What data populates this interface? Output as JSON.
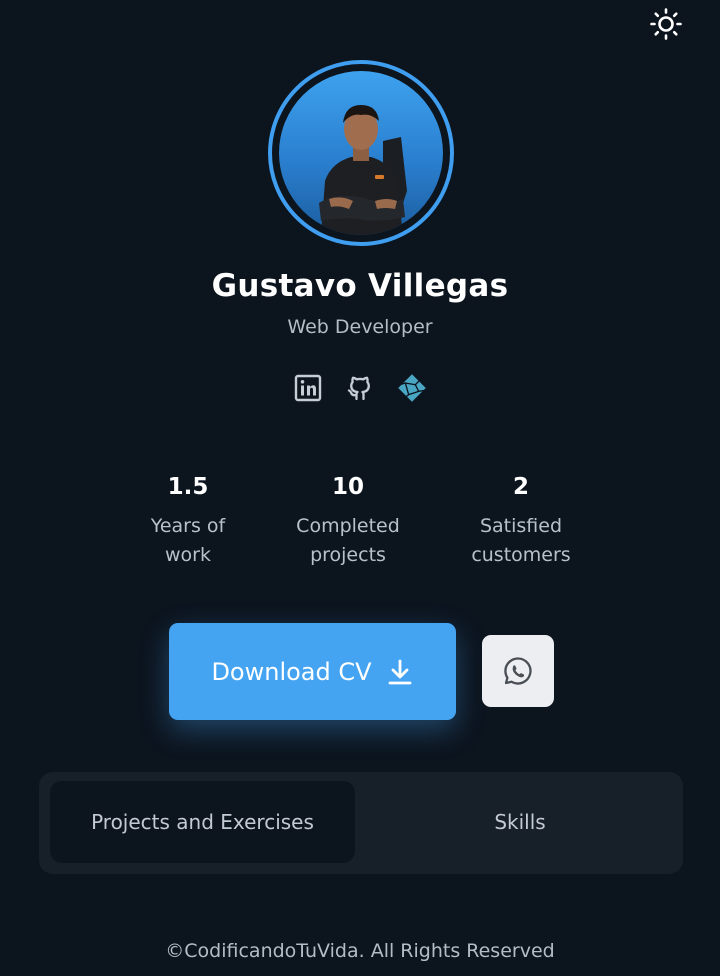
{
  "header": {
    "theme_icon": "sun-icon"
  },
  "profile": {
    "name": "Gustavo Villegas",
    "role": "Web Developer",
    "avatar": "profile-photo"
  },
  "socials": [
    {
      "icon": "linkedin-icon"
    },
    {
      "icon": "github-icon"
    },
    {
      "icon": "netlify-icon"
    }
  ],
  "stats": [
    {
      "value": "1.5",
      "label_line1": "Years of",
      "label_line2": "work"
    },
    {
      "value": "10",
      "label_line1": "Completed",
      "label_line2": "projects"
    },
    {
      "value": "2",
      "label_line1": "Satisfied",
      "label_line2": "customers"
    }
  ],
  "actions": {
    "download_label": "Download CV",
    "download_icon": "download-icon",
    "whatsapp_icon": "whatsapp-icon"
  },
  "tabs": [
    {
      "label": "Projects and Exercises",
      "active": true
    },
    {
      "label": "Skills",
      "active": false
    }
  ],
  "footer": {
    "text": "©CodificandoTuVida. All Rights Reserved"
  },
  "colors": {
    "background": "#0c141e",
    "accent": "#45a4f2",
    "panel": "#172029",
    "netlify": "#4aa7c3"
  }
}
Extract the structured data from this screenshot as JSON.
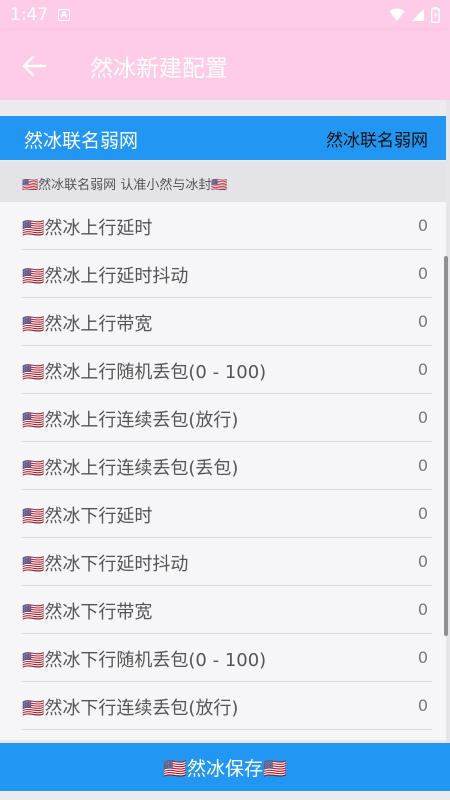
{
  "status_bar": {
    "time": "1:47",
    "notification_glyph": "A",
    "icons": [
      "wifi-icon",
      "signal-icon",
      "battery-icon"
    ]
  },
  "app_bar": {
    "title": "然冰新建配置",
    "back_icon": "arrow-back-icon"
  },
  "header": {
    "left_text": "然冰联名弱网",
    "right_text": "然冰联名弱网"
  },
  "subheader": {
    "text": "🇺🇸然冰联名弱网 认准小然与冰封🇺🇸"
  },
  "rows": [
    {
      "label": "🇺🇸然冰上行延时",
      "value": "0"
    },
    {
      "label": "🇺🇸然冰上行延时抖动",
      "value": "0"
    },
    {
      "label": "🇺🇸然冰上行带宽",
      "value": "0"
    },
    {
      "label": "🇺🇸然冰上行随机丢包(0 - 100)",
      "value": "0"
    },
    {
      "label": "🇺🇸然冰上行连续丢包(放行)",
      "value": "0"
    },
    {
      "label": "🇺🇸然冰上行连续丢包(丢包)",
      "value": "0"
    },
    {
      "label": "🇺🇸然冰下行延时",
      "value": "0"
    },
    {
      "label": "🇺🇸然冰下行延时抖动",
      "value": "0"
    },
    {
      "label": "🇺🇸然冰下行带宽",
      "value": "0"
    },
    {
      "label": "🇺🇸然冰下行随机丢包(0 - 100)",
      "value": "0"
    },
    {
      "label": "🇺🇸然冰下行连续丢包(放行)",
      "value": "0"
    }
  ],
  "save_button": {
    "label": "🇺🇸然冰保存🇺🇸"
  },
  "colors": {
    "app_bar": "#ffcce8",
    "accent": "#2196f3",
    "list_bg": "#f6f6f8"
  }
}
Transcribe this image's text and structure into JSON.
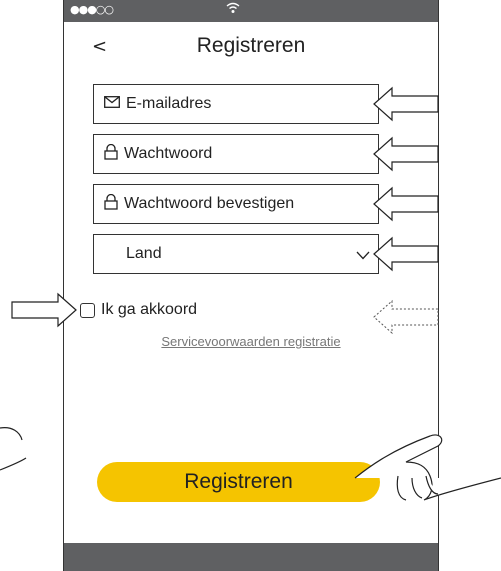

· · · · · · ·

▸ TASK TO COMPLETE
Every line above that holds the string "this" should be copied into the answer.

▸ EXERCISE OUTPUT
What data populates this interface? Output as JSON.
Extract the structured data from this screenshot as JSON.
Transcribe this image's text and structure into JSON.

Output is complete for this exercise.